### STORED DATA
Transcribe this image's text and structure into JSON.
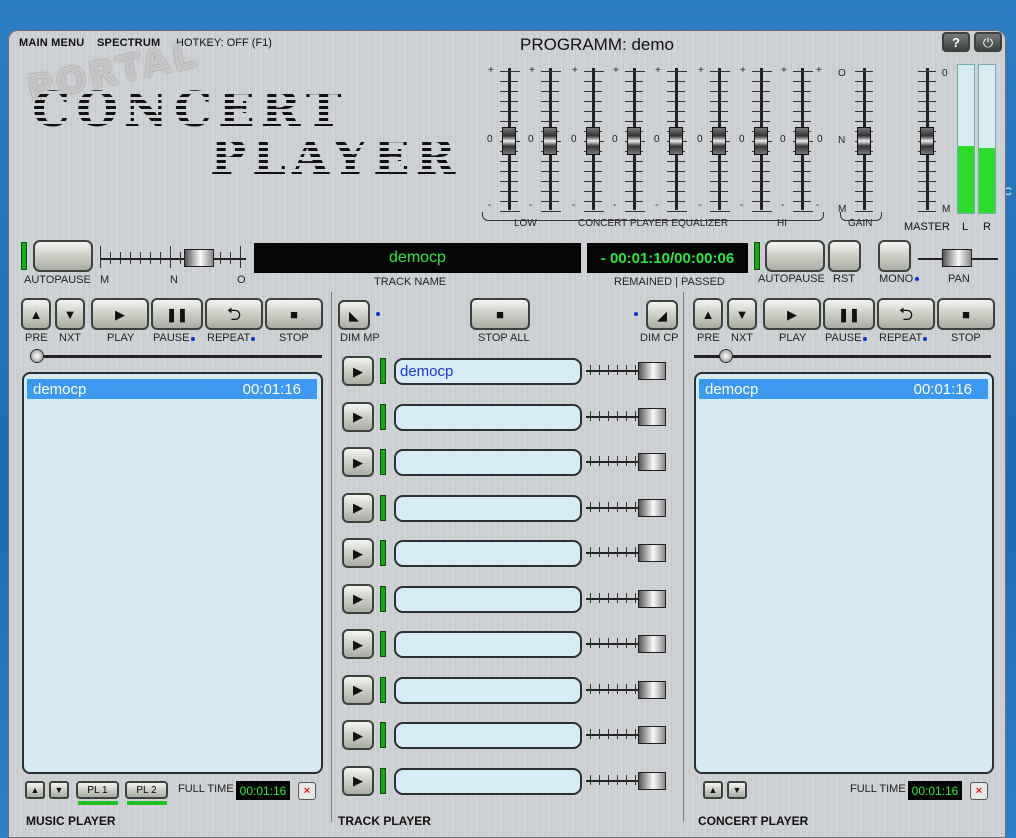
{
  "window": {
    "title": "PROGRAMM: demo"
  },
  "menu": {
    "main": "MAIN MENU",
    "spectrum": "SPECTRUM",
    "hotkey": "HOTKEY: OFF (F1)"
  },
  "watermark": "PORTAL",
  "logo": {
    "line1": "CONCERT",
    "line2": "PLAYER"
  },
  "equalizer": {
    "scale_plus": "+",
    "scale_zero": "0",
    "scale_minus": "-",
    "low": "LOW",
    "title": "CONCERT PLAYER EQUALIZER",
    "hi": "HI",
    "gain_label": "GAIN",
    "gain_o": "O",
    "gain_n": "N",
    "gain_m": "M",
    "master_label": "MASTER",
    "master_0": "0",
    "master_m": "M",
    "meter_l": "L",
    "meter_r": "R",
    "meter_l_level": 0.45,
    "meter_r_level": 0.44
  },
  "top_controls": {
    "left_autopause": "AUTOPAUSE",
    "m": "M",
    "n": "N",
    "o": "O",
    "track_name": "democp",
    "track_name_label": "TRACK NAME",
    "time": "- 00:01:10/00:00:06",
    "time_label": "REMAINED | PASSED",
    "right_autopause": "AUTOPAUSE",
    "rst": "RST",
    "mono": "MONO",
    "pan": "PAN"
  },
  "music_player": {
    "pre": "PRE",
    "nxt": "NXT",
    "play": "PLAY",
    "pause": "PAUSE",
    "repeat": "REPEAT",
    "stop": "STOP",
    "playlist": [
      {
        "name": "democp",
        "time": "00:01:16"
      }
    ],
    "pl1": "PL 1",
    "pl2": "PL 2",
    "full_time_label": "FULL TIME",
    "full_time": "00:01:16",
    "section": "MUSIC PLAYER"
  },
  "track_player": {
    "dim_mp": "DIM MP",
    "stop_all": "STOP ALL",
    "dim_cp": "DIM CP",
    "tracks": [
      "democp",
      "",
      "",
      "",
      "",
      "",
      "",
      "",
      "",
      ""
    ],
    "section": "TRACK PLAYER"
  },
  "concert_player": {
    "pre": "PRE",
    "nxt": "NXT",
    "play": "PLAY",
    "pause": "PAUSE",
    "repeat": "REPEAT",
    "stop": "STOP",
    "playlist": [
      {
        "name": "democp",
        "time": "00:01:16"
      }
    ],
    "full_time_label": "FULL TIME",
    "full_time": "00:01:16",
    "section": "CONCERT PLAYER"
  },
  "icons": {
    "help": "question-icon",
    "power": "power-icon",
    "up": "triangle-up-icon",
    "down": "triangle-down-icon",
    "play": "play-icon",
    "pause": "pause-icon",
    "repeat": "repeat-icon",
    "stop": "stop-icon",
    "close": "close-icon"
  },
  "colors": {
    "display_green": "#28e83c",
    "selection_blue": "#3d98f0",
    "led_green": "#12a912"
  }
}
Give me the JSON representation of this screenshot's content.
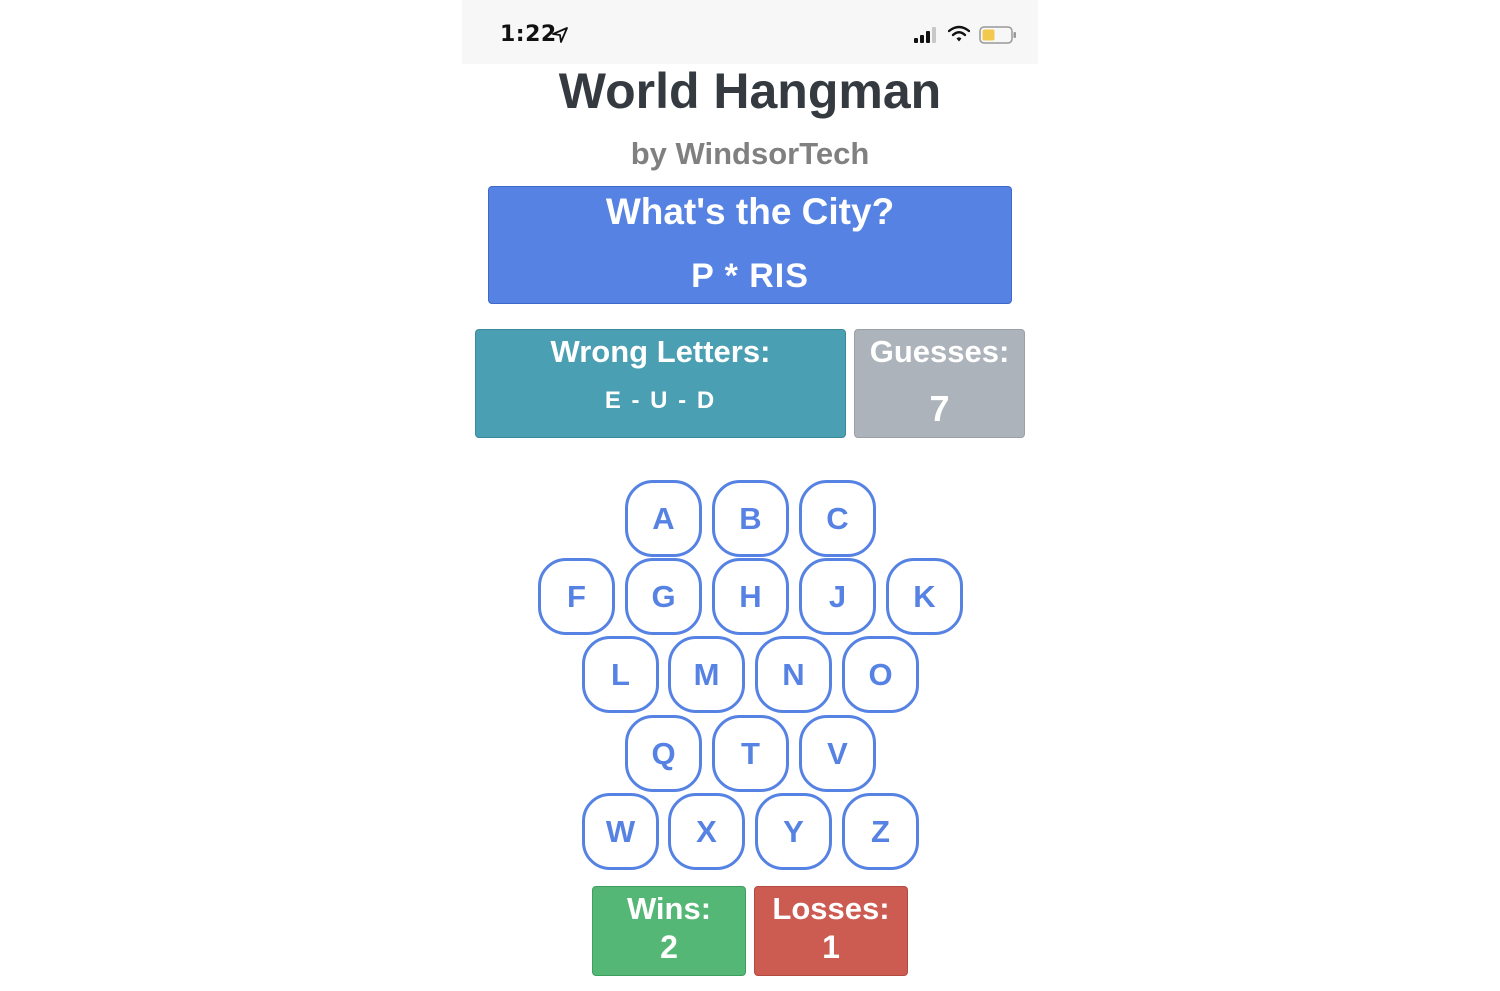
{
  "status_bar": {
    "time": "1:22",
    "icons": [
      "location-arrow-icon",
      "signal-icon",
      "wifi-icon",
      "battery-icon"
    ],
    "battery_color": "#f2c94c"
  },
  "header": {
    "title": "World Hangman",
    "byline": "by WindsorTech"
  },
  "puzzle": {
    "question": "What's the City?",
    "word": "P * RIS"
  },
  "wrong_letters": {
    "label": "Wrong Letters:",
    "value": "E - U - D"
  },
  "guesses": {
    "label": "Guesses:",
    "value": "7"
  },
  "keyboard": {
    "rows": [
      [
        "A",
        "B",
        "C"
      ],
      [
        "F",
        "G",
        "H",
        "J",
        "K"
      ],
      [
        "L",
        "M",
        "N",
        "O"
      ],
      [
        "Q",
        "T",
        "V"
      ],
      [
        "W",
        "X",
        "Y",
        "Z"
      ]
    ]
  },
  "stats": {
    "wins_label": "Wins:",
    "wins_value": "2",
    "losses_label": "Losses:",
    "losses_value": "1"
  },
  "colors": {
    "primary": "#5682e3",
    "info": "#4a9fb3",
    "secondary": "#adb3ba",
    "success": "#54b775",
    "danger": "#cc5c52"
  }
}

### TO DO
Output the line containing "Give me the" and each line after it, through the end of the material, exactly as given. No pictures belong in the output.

### WORKED SOLUTION
Give me the JSON representation of this screenshot's content.
{
  "status_bar": {
    "time": "1:22",
    "icons": [
      "location-arrow-icon",
      "signal-icon",
      "wifi-icon",
      "battery-icon"
    ],
    "battery_color": "#f2c94c"
  },
  "header": {
    "title": "World Hangman",
    "byline": "by WindsorTech"
  },
  "puzzle": {
    "question": "What's the City?",
    "word": "P * RIS"
  },
  "wrong_letters": {
    "label": "Wrong Letters:",
    "value": "E - U - D"
  },
  "guesses": {
    "label": "Guesses:",
    "value": "7"
  },
  "keyboard": {
    "rows": [
      [
        "A",
        "B",
        "C"
      ],
      [
        "F",
        "G",
        "H",
        "J",
        "K"
      ],
      [
        "L",
        "M",
        "N",
        "O"
      ],
      [
        "Q",
        "T",
        "V"
      ],
      [
        "W",
        "X",
        "Y",
        "Z"
      ]
    ]
  },
  "stats": {
    "wins_label": "Wins:",
    "wins_value": "2",
    "losses_label": "Losses:",
    "losses_value": "1"
  },
  "colors": {
    "primary": "#5682e3",
    "info": "#4a9fb3",
    "secondary": "#adb3ba",
    "success": "#54b775",
    "danger": "#cc5c52"
  }
}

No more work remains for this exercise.